___ THE DATA ___

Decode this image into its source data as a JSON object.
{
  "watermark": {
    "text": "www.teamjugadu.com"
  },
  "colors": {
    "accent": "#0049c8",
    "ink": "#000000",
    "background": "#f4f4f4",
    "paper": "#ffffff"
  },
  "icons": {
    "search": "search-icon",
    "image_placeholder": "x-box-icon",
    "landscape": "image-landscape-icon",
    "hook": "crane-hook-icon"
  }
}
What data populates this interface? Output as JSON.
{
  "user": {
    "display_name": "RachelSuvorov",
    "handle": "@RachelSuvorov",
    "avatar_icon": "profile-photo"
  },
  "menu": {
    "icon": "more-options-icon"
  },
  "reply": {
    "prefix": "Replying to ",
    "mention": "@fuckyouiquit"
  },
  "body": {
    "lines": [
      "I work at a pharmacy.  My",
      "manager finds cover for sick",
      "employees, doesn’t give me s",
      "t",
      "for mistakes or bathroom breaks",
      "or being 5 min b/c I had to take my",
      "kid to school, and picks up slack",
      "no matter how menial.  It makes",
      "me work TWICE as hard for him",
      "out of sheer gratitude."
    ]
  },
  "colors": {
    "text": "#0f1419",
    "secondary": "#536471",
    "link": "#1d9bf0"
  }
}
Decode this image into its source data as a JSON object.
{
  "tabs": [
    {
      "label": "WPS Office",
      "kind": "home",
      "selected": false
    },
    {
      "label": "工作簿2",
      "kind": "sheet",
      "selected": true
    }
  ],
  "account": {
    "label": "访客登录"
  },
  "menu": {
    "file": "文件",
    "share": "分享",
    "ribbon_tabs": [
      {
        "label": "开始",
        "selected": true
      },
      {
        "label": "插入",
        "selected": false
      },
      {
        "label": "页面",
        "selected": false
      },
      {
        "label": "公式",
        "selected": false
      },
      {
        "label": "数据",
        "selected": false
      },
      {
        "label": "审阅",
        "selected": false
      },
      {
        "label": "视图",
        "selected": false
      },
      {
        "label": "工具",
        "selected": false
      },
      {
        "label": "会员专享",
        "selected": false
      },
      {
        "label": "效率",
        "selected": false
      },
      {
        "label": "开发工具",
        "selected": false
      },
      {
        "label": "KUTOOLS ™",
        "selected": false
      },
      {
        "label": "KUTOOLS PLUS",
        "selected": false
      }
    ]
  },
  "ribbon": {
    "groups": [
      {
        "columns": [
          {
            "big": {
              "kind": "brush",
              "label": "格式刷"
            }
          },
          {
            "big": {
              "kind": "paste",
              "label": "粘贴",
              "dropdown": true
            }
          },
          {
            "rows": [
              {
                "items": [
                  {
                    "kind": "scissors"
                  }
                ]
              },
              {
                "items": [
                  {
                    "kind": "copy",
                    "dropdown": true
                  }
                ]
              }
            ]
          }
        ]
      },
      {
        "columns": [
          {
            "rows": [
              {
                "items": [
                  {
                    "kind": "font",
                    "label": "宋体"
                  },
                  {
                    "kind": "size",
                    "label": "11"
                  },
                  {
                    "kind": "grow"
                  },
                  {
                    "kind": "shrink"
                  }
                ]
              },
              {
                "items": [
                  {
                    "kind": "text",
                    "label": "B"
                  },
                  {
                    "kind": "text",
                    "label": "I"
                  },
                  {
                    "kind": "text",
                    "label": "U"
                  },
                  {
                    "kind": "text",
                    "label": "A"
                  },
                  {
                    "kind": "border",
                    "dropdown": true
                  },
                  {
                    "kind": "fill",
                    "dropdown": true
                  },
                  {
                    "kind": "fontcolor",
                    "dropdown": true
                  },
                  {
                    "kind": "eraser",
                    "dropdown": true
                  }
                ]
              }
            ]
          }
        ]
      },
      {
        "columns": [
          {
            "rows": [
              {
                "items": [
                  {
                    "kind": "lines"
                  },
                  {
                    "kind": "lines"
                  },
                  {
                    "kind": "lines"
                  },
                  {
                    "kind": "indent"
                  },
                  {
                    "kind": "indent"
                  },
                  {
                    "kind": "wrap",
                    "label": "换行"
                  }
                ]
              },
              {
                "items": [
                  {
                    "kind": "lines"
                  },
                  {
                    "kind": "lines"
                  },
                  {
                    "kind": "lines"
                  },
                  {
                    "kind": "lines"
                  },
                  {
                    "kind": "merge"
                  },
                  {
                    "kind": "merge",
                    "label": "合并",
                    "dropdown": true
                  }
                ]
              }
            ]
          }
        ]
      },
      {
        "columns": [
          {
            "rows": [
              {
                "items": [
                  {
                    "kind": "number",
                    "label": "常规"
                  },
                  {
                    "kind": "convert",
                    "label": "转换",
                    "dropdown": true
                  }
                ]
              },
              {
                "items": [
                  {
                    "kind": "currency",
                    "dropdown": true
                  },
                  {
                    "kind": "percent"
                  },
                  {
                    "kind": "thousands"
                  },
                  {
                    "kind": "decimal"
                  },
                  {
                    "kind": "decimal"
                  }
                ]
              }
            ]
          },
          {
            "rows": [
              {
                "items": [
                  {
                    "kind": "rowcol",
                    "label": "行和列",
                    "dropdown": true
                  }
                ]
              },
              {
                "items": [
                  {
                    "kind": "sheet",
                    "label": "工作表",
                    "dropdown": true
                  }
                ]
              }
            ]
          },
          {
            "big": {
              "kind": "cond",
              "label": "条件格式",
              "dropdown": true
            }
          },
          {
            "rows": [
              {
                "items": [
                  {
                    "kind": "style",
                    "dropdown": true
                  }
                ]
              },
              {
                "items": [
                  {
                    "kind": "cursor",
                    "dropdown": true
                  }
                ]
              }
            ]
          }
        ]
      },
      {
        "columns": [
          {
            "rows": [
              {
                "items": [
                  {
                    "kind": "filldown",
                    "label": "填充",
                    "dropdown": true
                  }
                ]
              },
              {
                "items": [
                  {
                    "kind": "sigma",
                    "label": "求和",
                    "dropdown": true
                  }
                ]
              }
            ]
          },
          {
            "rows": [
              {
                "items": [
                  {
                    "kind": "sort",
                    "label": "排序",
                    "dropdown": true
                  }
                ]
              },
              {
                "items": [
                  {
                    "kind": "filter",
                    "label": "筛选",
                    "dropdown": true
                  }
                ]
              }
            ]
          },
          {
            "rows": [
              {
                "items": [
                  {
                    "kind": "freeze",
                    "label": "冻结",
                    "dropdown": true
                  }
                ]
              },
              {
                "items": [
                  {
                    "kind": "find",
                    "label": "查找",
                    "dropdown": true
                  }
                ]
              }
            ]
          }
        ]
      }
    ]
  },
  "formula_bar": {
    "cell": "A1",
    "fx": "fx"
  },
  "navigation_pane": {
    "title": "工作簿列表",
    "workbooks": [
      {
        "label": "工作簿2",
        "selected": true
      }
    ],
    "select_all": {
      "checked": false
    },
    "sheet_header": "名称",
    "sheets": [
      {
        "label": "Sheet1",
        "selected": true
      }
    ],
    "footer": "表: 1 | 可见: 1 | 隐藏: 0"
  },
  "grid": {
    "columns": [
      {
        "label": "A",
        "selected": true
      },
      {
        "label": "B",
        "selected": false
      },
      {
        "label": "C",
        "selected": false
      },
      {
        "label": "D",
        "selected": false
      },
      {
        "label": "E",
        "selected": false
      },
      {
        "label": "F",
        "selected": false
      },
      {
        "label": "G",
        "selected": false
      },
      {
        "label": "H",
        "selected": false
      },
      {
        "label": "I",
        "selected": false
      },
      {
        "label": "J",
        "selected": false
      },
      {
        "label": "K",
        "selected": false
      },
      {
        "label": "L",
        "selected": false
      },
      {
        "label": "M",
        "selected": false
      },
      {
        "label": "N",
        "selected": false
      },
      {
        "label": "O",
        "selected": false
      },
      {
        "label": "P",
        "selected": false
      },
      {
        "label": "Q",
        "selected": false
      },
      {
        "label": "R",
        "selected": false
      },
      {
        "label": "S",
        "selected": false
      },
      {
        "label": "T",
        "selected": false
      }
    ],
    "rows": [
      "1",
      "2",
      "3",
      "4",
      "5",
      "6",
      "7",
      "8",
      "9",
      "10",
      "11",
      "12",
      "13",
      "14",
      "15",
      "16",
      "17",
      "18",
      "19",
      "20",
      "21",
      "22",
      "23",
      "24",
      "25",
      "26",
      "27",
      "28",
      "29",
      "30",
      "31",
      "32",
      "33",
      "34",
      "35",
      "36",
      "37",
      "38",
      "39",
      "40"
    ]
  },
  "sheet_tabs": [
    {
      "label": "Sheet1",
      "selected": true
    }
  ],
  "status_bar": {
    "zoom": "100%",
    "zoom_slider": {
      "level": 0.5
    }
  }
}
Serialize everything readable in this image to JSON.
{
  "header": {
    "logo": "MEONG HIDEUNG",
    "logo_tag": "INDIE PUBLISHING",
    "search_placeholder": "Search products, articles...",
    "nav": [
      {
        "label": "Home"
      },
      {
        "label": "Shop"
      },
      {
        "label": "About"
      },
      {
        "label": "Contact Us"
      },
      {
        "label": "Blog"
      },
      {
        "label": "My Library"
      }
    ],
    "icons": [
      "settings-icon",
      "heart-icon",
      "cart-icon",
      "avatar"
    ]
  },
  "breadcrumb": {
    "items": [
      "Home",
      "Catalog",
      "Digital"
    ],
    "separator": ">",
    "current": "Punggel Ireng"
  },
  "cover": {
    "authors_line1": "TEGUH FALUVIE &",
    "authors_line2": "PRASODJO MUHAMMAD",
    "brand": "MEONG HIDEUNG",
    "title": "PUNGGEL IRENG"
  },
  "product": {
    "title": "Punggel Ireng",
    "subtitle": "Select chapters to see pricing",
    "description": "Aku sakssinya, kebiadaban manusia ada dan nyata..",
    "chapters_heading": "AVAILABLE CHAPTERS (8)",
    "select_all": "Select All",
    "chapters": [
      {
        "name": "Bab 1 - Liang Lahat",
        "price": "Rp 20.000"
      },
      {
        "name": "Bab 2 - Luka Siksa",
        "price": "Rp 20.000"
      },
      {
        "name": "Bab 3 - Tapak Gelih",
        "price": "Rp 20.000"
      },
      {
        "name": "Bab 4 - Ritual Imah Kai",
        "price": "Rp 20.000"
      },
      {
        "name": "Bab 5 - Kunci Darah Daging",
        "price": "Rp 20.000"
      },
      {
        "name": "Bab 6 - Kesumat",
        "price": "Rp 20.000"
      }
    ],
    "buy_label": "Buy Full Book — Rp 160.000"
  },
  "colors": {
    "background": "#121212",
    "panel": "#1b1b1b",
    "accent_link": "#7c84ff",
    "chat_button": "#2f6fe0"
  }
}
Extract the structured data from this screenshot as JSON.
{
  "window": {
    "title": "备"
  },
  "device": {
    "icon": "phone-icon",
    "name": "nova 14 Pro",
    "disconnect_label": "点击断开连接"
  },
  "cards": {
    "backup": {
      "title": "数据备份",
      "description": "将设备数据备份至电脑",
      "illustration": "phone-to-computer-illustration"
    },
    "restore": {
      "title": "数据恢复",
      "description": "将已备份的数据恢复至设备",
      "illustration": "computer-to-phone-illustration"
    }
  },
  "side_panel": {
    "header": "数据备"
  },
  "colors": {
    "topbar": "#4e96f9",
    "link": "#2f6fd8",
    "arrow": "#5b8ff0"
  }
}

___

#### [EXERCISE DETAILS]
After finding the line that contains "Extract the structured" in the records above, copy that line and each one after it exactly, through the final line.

#### [RESPONSE FOR THIS EXERCISE]
Extract the structured data from this screenshot as JSON.
{
  "window": {
    "title": "备"
  },
  "device": {
    "icon": "phone-icon",
    "name": "nova 14 Pro",
    "disconnect_label": "点击断开连接"
  },
  "cards": {
    "backup": {
      "title": "数据备份",
      "description": "将设备数据备份至电脑",
      "illustration": "phone-to-computer-illustration"
    },
    "restore": {
      "title": "数据恢复",
      "description": "将已备份的数据恢复至设备",
      "illustration": "computer-to-phone-illustration"
    }
  },
  "side_panel": {
    "header": "数据备"
  },
  "colors": {
    "topbar": "#4e96f9",
    "link": "#2f6fd8",
    "arrow": "#5b8ff0"
  }
}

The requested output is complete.